*Data for this exercise*.
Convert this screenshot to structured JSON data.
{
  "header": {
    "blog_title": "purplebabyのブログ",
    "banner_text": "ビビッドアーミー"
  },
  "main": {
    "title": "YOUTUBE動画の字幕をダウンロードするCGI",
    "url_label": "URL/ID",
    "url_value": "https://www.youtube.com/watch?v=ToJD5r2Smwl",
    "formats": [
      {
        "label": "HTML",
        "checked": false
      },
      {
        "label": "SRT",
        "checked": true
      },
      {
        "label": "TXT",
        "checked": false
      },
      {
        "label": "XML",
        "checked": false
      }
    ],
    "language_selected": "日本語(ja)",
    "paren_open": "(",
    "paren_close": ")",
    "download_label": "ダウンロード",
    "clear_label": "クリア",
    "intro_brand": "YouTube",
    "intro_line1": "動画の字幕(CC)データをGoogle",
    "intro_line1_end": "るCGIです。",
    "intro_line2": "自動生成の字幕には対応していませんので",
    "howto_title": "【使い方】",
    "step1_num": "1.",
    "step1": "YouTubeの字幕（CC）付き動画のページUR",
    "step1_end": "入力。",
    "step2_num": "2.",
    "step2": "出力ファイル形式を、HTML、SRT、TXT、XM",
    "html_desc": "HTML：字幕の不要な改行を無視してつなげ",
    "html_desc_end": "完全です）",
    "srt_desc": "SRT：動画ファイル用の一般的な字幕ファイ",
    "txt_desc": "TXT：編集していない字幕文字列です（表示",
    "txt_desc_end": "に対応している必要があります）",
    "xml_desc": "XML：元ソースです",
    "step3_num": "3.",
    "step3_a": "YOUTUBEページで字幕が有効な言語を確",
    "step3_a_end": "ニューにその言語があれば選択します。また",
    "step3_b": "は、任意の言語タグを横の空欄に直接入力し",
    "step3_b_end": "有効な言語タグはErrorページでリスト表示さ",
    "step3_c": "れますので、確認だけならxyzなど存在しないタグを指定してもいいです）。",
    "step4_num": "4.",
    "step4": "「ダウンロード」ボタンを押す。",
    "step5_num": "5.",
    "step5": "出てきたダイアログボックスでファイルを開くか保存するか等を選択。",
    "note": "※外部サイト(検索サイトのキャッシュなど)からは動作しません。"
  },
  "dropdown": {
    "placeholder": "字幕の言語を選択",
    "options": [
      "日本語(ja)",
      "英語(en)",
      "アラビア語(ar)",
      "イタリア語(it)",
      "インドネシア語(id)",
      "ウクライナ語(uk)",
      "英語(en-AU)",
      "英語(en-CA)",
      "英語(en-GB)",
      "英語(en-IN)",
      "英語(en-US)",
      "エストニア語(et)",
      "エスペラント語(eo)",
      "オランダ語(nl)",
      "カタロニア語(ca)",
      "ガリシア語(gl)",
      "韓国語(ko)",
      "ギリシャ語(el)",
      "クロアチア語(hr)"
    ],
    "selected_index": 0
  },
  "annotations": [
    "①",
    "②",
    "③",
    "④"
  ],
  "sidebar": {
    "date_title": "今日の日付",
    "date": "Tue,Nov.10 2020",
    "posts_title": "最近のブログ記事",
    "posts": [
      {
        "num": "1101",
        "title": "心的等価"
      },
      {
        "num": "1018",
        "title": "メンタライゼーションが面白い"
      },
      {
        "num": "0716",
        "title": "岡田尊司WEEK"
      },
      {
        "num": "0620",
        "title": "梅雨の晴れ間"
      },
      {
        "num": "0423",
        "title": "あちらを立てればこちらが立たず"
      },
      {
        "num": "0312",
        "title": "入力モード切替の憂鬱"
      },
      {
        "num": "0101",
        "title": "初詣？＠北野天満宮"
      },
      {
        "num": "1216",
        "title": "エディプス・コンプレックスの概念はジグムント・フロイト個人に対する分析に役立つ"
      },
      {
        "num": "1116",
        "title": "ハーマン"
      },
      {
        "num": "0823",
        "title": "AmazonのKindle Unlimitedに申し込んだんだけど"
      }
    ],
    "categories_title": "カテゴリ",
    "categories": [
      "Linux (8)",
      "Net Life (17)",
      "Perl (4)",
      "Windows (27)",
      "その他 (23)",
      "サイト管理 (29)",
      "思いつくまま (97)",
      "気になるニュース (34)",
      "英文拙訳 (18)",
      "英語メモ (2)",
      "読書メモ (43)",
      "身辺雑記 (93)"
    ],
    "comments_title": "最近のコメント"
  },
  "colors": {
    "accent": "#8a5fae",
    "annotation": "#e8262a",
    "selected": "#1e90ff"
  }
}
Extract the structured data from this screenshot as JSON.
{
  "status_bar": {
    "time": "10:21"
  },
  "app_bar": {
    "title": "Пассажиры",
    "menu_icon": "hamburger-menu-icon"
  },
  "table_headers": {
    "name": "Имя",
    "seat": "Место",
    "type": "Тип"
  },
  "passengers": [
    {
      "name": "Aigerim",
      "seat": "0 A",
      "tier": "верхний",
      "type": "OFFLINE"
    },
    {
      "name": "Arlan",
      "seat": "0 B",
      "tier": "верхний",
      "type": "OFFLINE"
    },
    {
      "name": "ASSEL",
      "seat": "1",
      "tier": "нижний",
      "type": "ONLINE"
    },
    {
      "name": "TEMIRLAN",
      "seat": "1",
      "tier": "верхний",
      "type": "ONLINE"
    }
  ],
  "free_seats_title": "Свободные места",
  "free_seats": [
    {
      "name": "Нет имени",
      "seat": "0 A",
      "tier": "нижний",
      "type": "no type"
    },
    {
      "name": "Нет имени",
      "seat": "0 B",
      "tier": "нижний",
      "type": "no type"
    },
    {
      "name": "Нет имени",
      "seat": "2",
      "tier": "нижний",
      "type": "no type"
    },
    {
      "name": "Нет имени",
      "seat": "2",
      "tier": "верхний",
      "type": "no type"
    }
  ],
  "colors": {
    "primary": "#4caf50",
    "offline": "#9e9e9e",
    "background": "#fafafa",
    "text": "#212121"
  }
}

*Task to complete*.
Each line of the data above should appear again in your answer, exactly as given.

*Problem solution*.
Convert this screenshot to structured JSON data.
{
  "header": {
    "blog_title": "purplebabyのブログ",
    "banner_text": "ビビッドアーミー"
  },
  "main": {
    "title": "YOUTUBE動画の字幕をダウンロードするCGI",
    "url_label": "URL/ID",
    "url_value": "https://www.youtube.com/watch?v=ToJD5r2Smwl",
    "formats": [
      {
        "label": "HTML",
        "checked": false
      },
      {
        "label": "SRT",
        "checked": true
      },
      {
        "label": "TXT",
        "checked": false
      },
      {
        "label": "XML",
        "checked": false
      }
    ],
    "language_selected": "日本語(ja)",
    "paren_open": "(",
    "paren_close": ")",
    "download_label": "ダウンロード",
    "clear_label": "クリア",
    "intro_brand": "YouTube",
    "intro_line1": "動画の字幕(CC)データをGoogle",
    "intro_line1_end": "るCGIです。",
    "intro_line2": "自動生成の字幕には対応していませんので",
    "howto_title": "【使い方】",
    "step1_num": "1.",
    "step1": "YouTubeの字幕（CC）付き動画のページUR",
    "step1_end": "入力。",
    "step2_num": "2.",
    "step2": "出力ファイル形式を、HTML、SRT、TXT、XM",
    "html_desc": "HTML：字幕の不要な改行を無視してつなげ",
    "html_desc_end": "完全です）",
    "srt_desc": "SRT：動画ファイル用の一般的な字幕ファイ",
    "txt_desc": "TXT：編集していない字幕文字列です（表示",
    "txt_desc_end": "に対応している必要があります）",
    "xml_desc": "XML：元ソースです",
    "step3_num": "3.",
    "step3_a": "YOUTUBEページで字幕が有効な言語を確",
    "step3_a_end": "ニューにその言語があれば選択します。また",
    "step3_b": "は、任意の言語タグを横の空欄に直接入力し",
    "step3_b_end": "有効な言語タグはErrorページでリスト表示さ",
    "step3_c": "れますので、確認だけならxyzなど存在しないタグを指定してもいいです）。",
    "step4_num": "4.",
    "step4": "「ダウンロード」ボタンを押す。",
    "step5_num": "5.",
    "step5": "出てきたダイアログボックスでファイルを開くか保存するか等を選択。",
    "note": "※外部サイト(検索サイトのキャッシュなど)からは動作しません。"
  },
  "dropdown": {
    "placeholder": "字幕の言語を選択",
    "options": [
      "日本語(ja)",
      "英語(en)",
      "アラビア語(ar)",
      "イタリア語(it)",
      "インドネシア語(id)",
      "ウクライナ語(uk)",
      "英語(en-AU)",
      "英語(en-CA)",
      "英語(en-GB)",
      "英語(en-IN)",
      "英語(en-US)",
      "エストニア語(et)",
      "エスペラント語(eo)",
      "オランダ語(nl)",
      "カタロニア語(ca)",
      "ガリシア語(gl)",
      "韓国語(ko)",
      "ギリシャ語(el)",
      "クロアチア語(hr)"
    ],
    "selected_index": 0
  },
  "annotations": [
    "①",
    "②",
    "③",
    "④"
  ],
  "sidebar": {
    "date_title": "今日の日付",
    "date": "Tue,Nov.10 2020",
    "posts_title": "最近のブログ記事",
    "posts": [
      {
        "num": "1101",
        "title": "心的等価"
      },
      {
        "num": "1018",
        "title": "メンタライゼーションが面白い"
      },
      {
        "num": "0716",
        "title": "岡田尊司WEEK"
      },
      {
        "num": "0620",
        "title": "梅雨の晴れ間"
      },
      {
        "num": "0423",
        "title": "あちらを立てればこちらが立たず"
      },
      {
        "num": "0312",
        "title": "入力モード切替の憂鬱"
      },
      {
        "num": "0101",
        "title": "初詣？＠北野天満宮"
      },
      {
        "num": "1216",
        "title": "エディプス・コンプレックスの概念はジグムント・フロイト個人に対する分析に役立つ"
      },
      {
        "num": "1116",
        "title": "ハーマン"
      },
      {
        "num": "0823",
        "title": "AmazonのKindle Unlimitedに申し込んだんだけど"
      }
    ],
    "categories_title": "カテゴリ",
    "categories": [
      "Linux (8)",
      "Net Life (17)",
      "Perl (4)",
      "Windows (27)",
      "その他 (23)",
      "サイト管理 (29)",
      "思いつくまま (97)",
      "気になるニュース (34)",
      "英文拙訳 (18)",
      "英語メモ (2)",
      "読書メモ (43)",
      "身辺雑記 (93)"
    ],
    "comments_title": "最近のコメント"
  },
  "colors": {
    "accent": "#8a5fae",
    "annotation": "#e8262a",
    "selected": "#1e90ff"
  }
}
Extract the structured data from this screenshot as JSON.
{
  "status_bar": {
    "time": "10:21"
  },
  "app_bar": {
    "title": "Пассажиры",
    "menu_icon": "hamburger-menu-icon"
  },
  "table_headers": {
    "name": "Имя",
    "seat": "Место",
    "type": "Тип"
  },
  "passengers": [
    {
      "name": "Aigerim",
      "seat": "0 A",
      "tier": "верхний",
      "type": "OFFLINE"
    },
    {
      "name": "Arlan",
      "seat": "0 B",
      "tier": "верхний",
      "type": "OFFLINE"
    },
    {
      "name": "ASSEL",
      "seat": "1",
      "tier": "нижний",
      "type": "ONLINE"
    },
    {
      "name": "TEMIRLAN",
      "seat": "1",
      "tier": "верхний",
      "type": "ONLINE"
    }
  ],
  "free_seats_title": "Свободные места",
  "free_seats": [
    {
      "name": "Нет имени",
      "seat": "0 A",
      "tier": "нижний",
      "type": "no type"
    },
    {
      "name": "Нет имени",
      "seat": "0 B",
      "tier": "нижний",
      "type": "no type"
    },
    {
      "name": "Нет имени",
      "seat": "2",
      "tier": "нижний",
      "type": "no type"
    },
    {
      "name": "Нет имени",
      "seat": "2",
      "tier": "верхний",
      "type": "no type"
    }
  ],
  "colors": {
    "primary": "#4caf50",
    "offline": "#9e9e9e",
    "background": "#fafafa",
    "text": "#212121"
  }
}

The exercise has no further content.